viz the outcome of the California vote, where I live, I think one thing was made clear in that vote. Those who actually pay the taxes and work for a living came out in our tiny droves and voted against the various ponzi schemes proposed by the idiots in Sacramento while those that paid no taxes but derived great benefit from the taxes we pay could not be bothered to head to the polls and cast a vote.
Posted by: Curtis at May 30, 2009 05:48 PM
OK, you guys are apparently missing the entire point on the whole "Obama in Hawaii" thing.
Note: This is NOT to suggest in any way I support any attention getting paid to this issue (yeah, though I'm doing it) -- I think it's a moot and irrelevant point -- worth harping on in the days of the primaries but now, "fuggedaboutit!"
The specific text in the Constitution requires that the PotUS must be a natural-born US citizen, not a naturalized citizen. The obvious idea being that one should have grown up in the USA (or, in the case of a military brat, spent one's entire life around people placing themselves in harm's way for their country) in order to have the kind of executive power over peoples' lives that the PotUS has.
I'm not certain just what the law is on it, but I'm willing to bet that, should Cass's parents not have been US citizens, then being born on a US Naval base would still qualify her for citizenship at adulthood. "Overseas Possessions" (and that, I think, includes military bases and embassies) are included in the notion of "natural-born citizens".
This was specifically relevant with regards to John McCain, who, I gather, was born "in Panama" at the military base there.
If Obama, on the other hand, were not born on U.S. soil, then there would have been a realistic Constitutional challenge as to his legitimacy as a candidate for PotUS. Since it's a done deal, it's kind of like going back now and counting the chads for the 2000 election. It's possibly worthwhile as an intellectual exercise, but serves no rational purpose as far as the Bush presidency itself goes. The term "fait accompli" applies.
I suppose that, theoretically, you could argue that he's not a legit president NOW as a result, but the simple fact is that, were that true, then the amount of utter schreklekeit that would spring forth from it would be unimaginable (make Joe Biden PotUS? Why? and go from there...!! ), which means that any such official investigation is guaranteed, on the basis of simple reason ("what decision result causes the least problem to all involved?") to fail in finding such a thing.
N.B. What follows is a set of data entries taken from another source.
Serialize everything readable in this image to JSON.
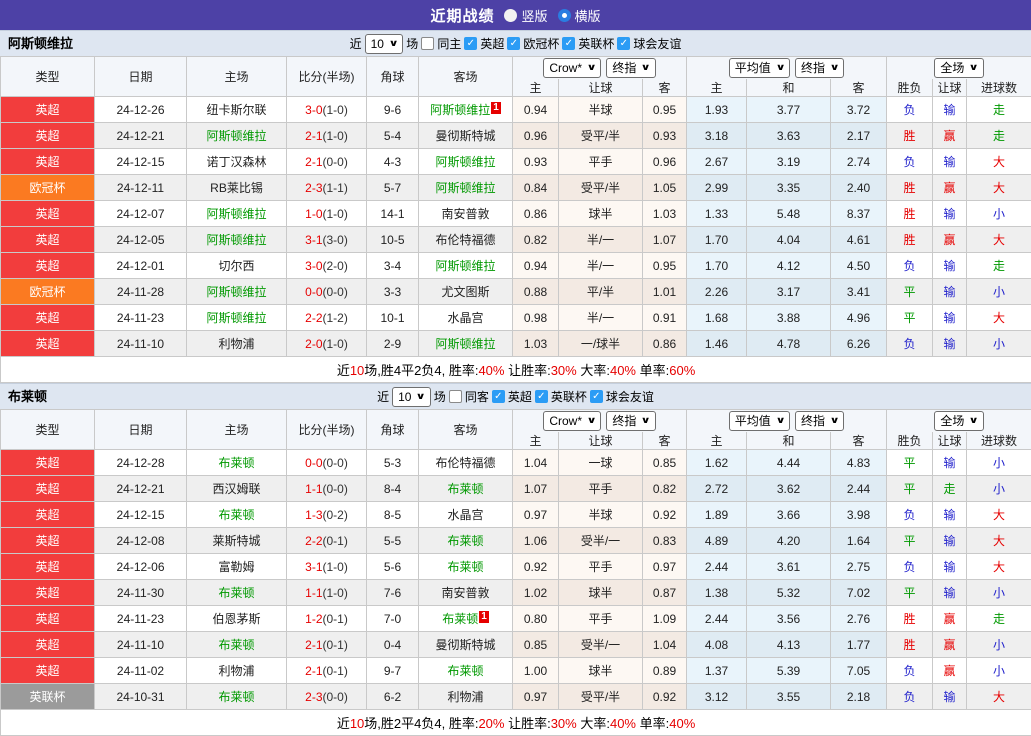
{
  "title_bar": {
    "title": "近期战绩",
    "vertical_label": "竖版",
    "horizontal_label": "横版",
    "selected": "横版"
  },
  "colors": {
    "titlebar_bg": "#4d41a6",
    "band_bg": "#dee6f1",
    "type_badges": {
      "英超": "#f23d3d",
      "欧冠杯": "#fb7a21",
      "英联杯": "#9b9b9b"
    },
    "team_highlight": "#009900",
    "score_red": "#e60000",
    "result_red": "#e60000",
    "result_green": "#009900",
    "result_blue": "#2222cc"
  },
  "table_header": {
    "left_cols": [
      "类型",
      "日期",
      "主场",
      "比分(半场)",
      "角球",
      "客场"
    ],
    "odds_group": {
      "select1": "Crow*",
      "select2": "终指",
      "labels": [
        "主",
        "让球",
        "客"
      ]
    },
    "avg_group": {
      "select1": "平均值",
      "select2": "终指",
      "labels": [
        "主",
        "和",
        "客"
      ]
    },
    "result_group": {
      "select": "全场",
      "labels": [
        "胜负",
        "让球",
        "进球数"
      ]
    }
  },
  "filter_labels": {
    "near": "近",
    "matches": "场"
  },
  "sections": [
    {
      "team": "阿斯顿维拉",
      "filter": {
        "count": "10",
        "same_label": "同主",
        "same_checked": false,
        "leagues": [
          "英超",
          "欧冠杯",
          "英联杯",
          "球会友谊"
        ]
      },
      "rows": [
        {
          "type": "英超",
          "date": "24-12-26",
          "home": "纽卡斯尔联",
          "home_hl": false,
          "away": "阿斯顿维拉",
          "away_hl": true,
          "away_badge": "1",
          "score": "3-0",
          "half": "(1-0)",
          "corners": "9-6",
          "o1": "0.94",
          "handicap": "半球",
          "o2": "0.95",
          "a1": "1.93",
          "a2": "3.77",
          "a3": "3.72",
          "r1": "负",
          "r2": "输",
          "r3": "走"
        },
        {
          "type": "英超",
          "date": "24-12-21",
          "home": "阿斯顿维拉",
          "home_hl": true,
          "away": "曼彻斯特城",
          "away_hl": false,
          "score": "2-1",
          "half": "(1-0)",
          "corners": "5-4",
          "o1": "0.96",
          "handicap": "受平/半",
          "o2": "0.93",
          "a1": "3.18",
          "a2": "3.63",
          "a3": "2.17",
          "r1": "胜",
          "r2": "赢",
          "r3": "走"
        },
        {
          "type": "英超",
          "date": "24-12-15",
          "home": "诺丁汉森林",
          "home_hl": false,
          "away": "阿斯顿维拉",
          "away_hl": true,
          "score": "2-1",
          "half": "(0-0)",
          "corners": "4-3",
          "o1": "0.93",
          "handicap": "平手",
          "o2": "0.96",
          "a1": "2.67",
          "a2": "3.19",
          "a3": "2.74",
          "r1": "负",
          "r2": "输",
          "r3": "大"
        },
        {
          "type": "欧冠杯",
          "date": "24-12-11",
          "home": "RB莱比锡",
          "home_hl": false,
          "away": "阿斯顿维拉",
          "away_hl": true,
          "score": "2-3",
          "half": "(1-1)",
          "corners": "5-7",
          "o1": "0.84",
          "handicap": "受平/半",
          "o2": "1.05",
          "a1": "2.99",
          "a2": "3.35",
          "a3": "2.40",
          "r1": "胜",
          "r2": "赢",
          "r3": "大"
        },
        {
          "type": "英超",
          "date": "24-12-07",
          "home": "阿斯顿维拉",
          "home_hl": true,
          "away": "南安普敦",
          "away_hl": false,
          "score": "1-0",
          "half": "(1-0)",
          "corners": "14-1",
          "o1": "0.86",
          "handicap": "球半",
          "o2": "1.03",
          "a1": "1.33",
          "a2": "5.48",
          "a3": "8.37",
          "r1": "胜",
          "r2": "输",
          "r3": "小"
        },
        {
          "type": "英超",
          "date": "24-12-05",
          "home": "阿斯顿维拉",
          "home_hl": true,
          "away": "布伦特福德",
          "away_hl": false,
          "score": "3-1",
          "half": "(3-0)",
          "corners": "10-5",
          "o1": "0.82",
          "handicap": "半/一",
          "o2": "1.07",
          "a1": "1.70",
          "a2": "4.04",
          "a3": "4.61",
          "r1": "胜",
          "r2": "赢",
          "r3": "大"
        },
        {
          "type": "英超",
          "date": "24-12-01",
          "home": "切尔西",
          "home_hl": false,
          "away": "阿斯顿维拉",
          "away_hl": true,
          "score": "3-0",
          "half": "(2-0)",
          "corners": "3-4",
          "o1": "0.94",
          "handicap": "半/一",
          "o2": "0.95",
          "a1": "1.70",
          "a2": "4.12",
          "a3": "4.50",
          "r1": "负",
          "r2": "输",
          "r3": "走"
        },
        {
          "type": "欧冠杯",
          "date": "24-11-28",
          "home": "阿斯顿维拉",
          "home_hl": true,
          "away": "尤文图斯",
          "away_hl": false,
          "score": "0-0",
          "half": "(0-0)",
          "corners": "3-3",
          "o1": "0.88",
          "handicap": "平/半",
          "o2": "1.01",
          "a1": "2.26",
          "a2": "3.17",
          "a3": "3.41",
          "r1": "平",
          "r2": "输",
          "r3": "小"
        },
        {
          "type": "英超",
          "date": "24-11-23",
          "home": "阿斯顿维拉",
          "home_hl": true,
          "away": "水晶宫",
          "away_hl": false,
          "score": "2-2",
          "half": "(1-2)",
          "corners": "10-1",
          "o1": "0.98",
          "handicap": "半/一",
          "o2": "0.91",
          "a1": "1.68",
          "a2": "3.88",
          "a3": "4.96",
          "r1": "平",
          "r2": "输",
          "r3": "大"
        },
        {
          "type": "英超",
          "date": "24-11-10",
          "home": "利物浦",
          "home_hl": false,
          "away": "阿斯顿维拉",
          "away_hl": true,
          "score": "2-0",
          "half": "(1-0)",
          "corners": "2-9",
          "o1": "1.03",
          "handicap": "一/球半",
          "o2": "0.86",
          "a1": "1.46",
          "a2": "4.78",
          "a3": "6.26",
          "r1": "负",
          "r2": "输",
          "r3": "小"
        }
      ],
      "summary": [
        {
          "t": "近",
          "r": false
        },
        {
          "t": "10",
          "r": true
        },
        {
          "t": "场,胜4平2负4, 胜率:",
          "r": false
        },
        {
          "t": "40%",
          "r": true
        },
        {
          "t": " 让胜率:",
          "r": false
        },
        {
          "t": "30%",
          "r": true
        },
        {
          "t": " 大率:",
          "r": false
        },
        {
          "t": "40%",
          "r": true
        },
        {
          "t": " 单率:",
          "r": false
        },
        {
          "t": "60%",
          "r": true
        }
      ]
    },
    {
      "team": "布莱顿",
      "filter": {
        "count": "10",
        "same_label": "同客",
        "same_checked": false,
        "leagues": [
          "英超",
          "英联杯",
          "球会友谊"
        ]
      },
      "rows": [
        {
          "type": "英超",
          "date": "24-12-28",
          "home": "布莱顿",
          "home_hl": true,
          "away": "布伦特福德",
          "away_hl": false,
          "score": "0-0",
          "half": "(0-0)",
          "corners": "5-3",
          "o1": "1.04",
          "handicap": "一球",
          "o2": "0.85",
          "a1": "1.62",
          "a2": "4.44",
          "a3": "4.83",
          "r1": "平",
          "r2": "输",
          "r3": "小"
        },
        {
          "type": "英超",
          "date": "24-12-21",
          "home": "西汉姆联",
          "home_hl": false,
          "away": "布莱顿",
          "away_hl": true,
          "score": "1-1",
          "half": "(0-0)",
          "corners": "8-4",
          "o1": "1.07",
          "handicap": "平手",
          "o2": "0.82",
          "a1": "2.72",
          "a2": "3.62",
          "a3": "2.44",
          "r1": "平",
          "r2": "走",
          "r3": "小"
        },
        {
          "type": "英超",
          "date": "24-12-15",
          "home": "布莱顿",
          "home_hl": true,
          "away": "水晶宫",
          "away_hl": false,
          "score": "1-3",
          "half": "(0-2)",
          "corners": "8-5",
          "o1": "0.97",
          "handicap": "半球",
          "o2": "0.92",
          "a1": "1.89",
          "a2": "3.66",
          "a3": "3.98",
          "r1": "负",
          "r2": "输",
          "r3": "大"
        },
        {
          "type": "英超",
          "date": "24-12-08",
          "home": "莱斯特城",
          "home_hl": false,
          "away": "布莱顿",
          "away_hl": true,
          "score": "2-2",
          "half": "(0-1)",
          "corners": "5-5",
          "o1": "1.06",
          "handicap": "受半/一",
          "o2": "0.83",
          "a1": "4.89",
          "a2": "4.20",
          "a3": "1.64",
          "r1": "平",
          "r2": "输",
          "r3": "大"
        },
        {
          "type": "英超",
          "date": "24-12-06",
          "home": "富勒姆",
          "home_hl": false,
          "away": "布莱顿",
          "away_hl": true,
          "score": "3-1",
          "half": "(1-0)",
          "corners": "5-6",
          "o1": "0.92",
          "handicap": "平手",
          "o2": "0.97",
          "a1": "2.44",
          "a2": "3.61",
          "a3": "2.75",
          "r1": "负",
          "r2": "输",
          "r3": "大"
        },
        {
          "type": "英超",
          "date": "24-11-30",
          "home": "布莱顿",
          "home_hl": true,
          "away": "南安普敦",
          "away_hl": false,
          "score": "1-1",
          "half": "(1-0)",
          "corners": "7-6",
          "o1": "1.02",
          "handicap": "球半",
          "o2": "0.87",
          "a1": "1.38",
          "a2": "5.32",
          "a3": "7.02",
          "r1": "平",
          "r2": "输",
          "r3": "小"
        },
        {
          "type": "英超",
          "date": "24-11-23",
          "home": "伯恩茅斯",
          "home_hl": false,
          "away": "布莱顿",
          "away_hl": true,
          "away_badge": "1",
          "score": "1-2",
          "half": "(0-1)",
          "corners": "7-0",
          "o1": "0.80",
          "handicap": "平手",
          "o2": "1.09",
          "a1": "2.44",
          "a2": "3.56",
          "a3": "2.76",
          "r1": "胜",
          "r2": "赢",
          "r3": "走"
        },
        {
          "type": "英超",
          "date": "24-11-10",
          "home": "布莱顿",
          "home_hl": true,
          "away": "曼彻斯特城",
          "away_hl": false,
          "score": "2-1",
          "half": "(0-1)",
          "corners": "0-4",
          "o1": "0.85",
          "handicap": "受半/一",
          "o2": "1.04",
          "a1": "4.08",
          "a2": "4.13",
          "a3": "1.77",
          "r1": "胜",
          "r2": "赢",
          "r3": "小"
        },
        {
          "type": "英超",
          "date": "24-11-02",
          "home": "利物浦",
          "home_hl": false,
          "away": "布莱顿",
          "away_hl": true,
          "score": "2-1",
          "half": "(0-1)",
          "corners": "9-7",
          "o1": "1.00",
          "handicap": "球半",
          "o2": "0.89",
          "a1": "1.37",
          "a2": "5.39",
          "a3": "7.05",
          "r1": "负",
          "r2": "赢",
          "r3": "小"
        },
        {
          "type": "英联杯",
          "date": "24-10-31",
          "home": "布莱顿",
          "home_hl": true,
          "away": "利物浦",
          "away_hl": false,
          "score": "2-3",
          "half": "(0-0)",
          "corners": "6-2",
          "o1": "0.97",
          "handicap": "受平/半",
          "o2": "0.92",
          "a1": "3.12",
          "a2": "3.55",
          "a3": "2.18",
          "r1": "负",
          "r2": "输",
          "r3": "大"
        }
      ],
      "summary": [
        {
          "t": "近",
          "r": false
        },
        {
          "t": "10",
          "r": true
        },
        {
          "t": "场,胜2平4负4, 胜率:",
          "r": false
        },
        {
          "t": "20%",
          "r": true
        },
        {
          "t": " 让胜率:",
          "r": false
        },
        {
          "t": "30%",
          "r": true
        },
        {
          "t": " 大率:",
          "r": false
        },
        {
          "t": "40%",
          "r": true
        },
        {
          "t": " 单率:",
          "r": false
        },
        {
          "t": "40%",
          "r": true
        }
      ]
    }
  ]
}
It's moot, and it's been moot since November. Any insistence otherwise just makes one look like those whiny-ass February chad-counting libtards.
Posted by: O Bloody Hell at June 1, 2009 05:19 AM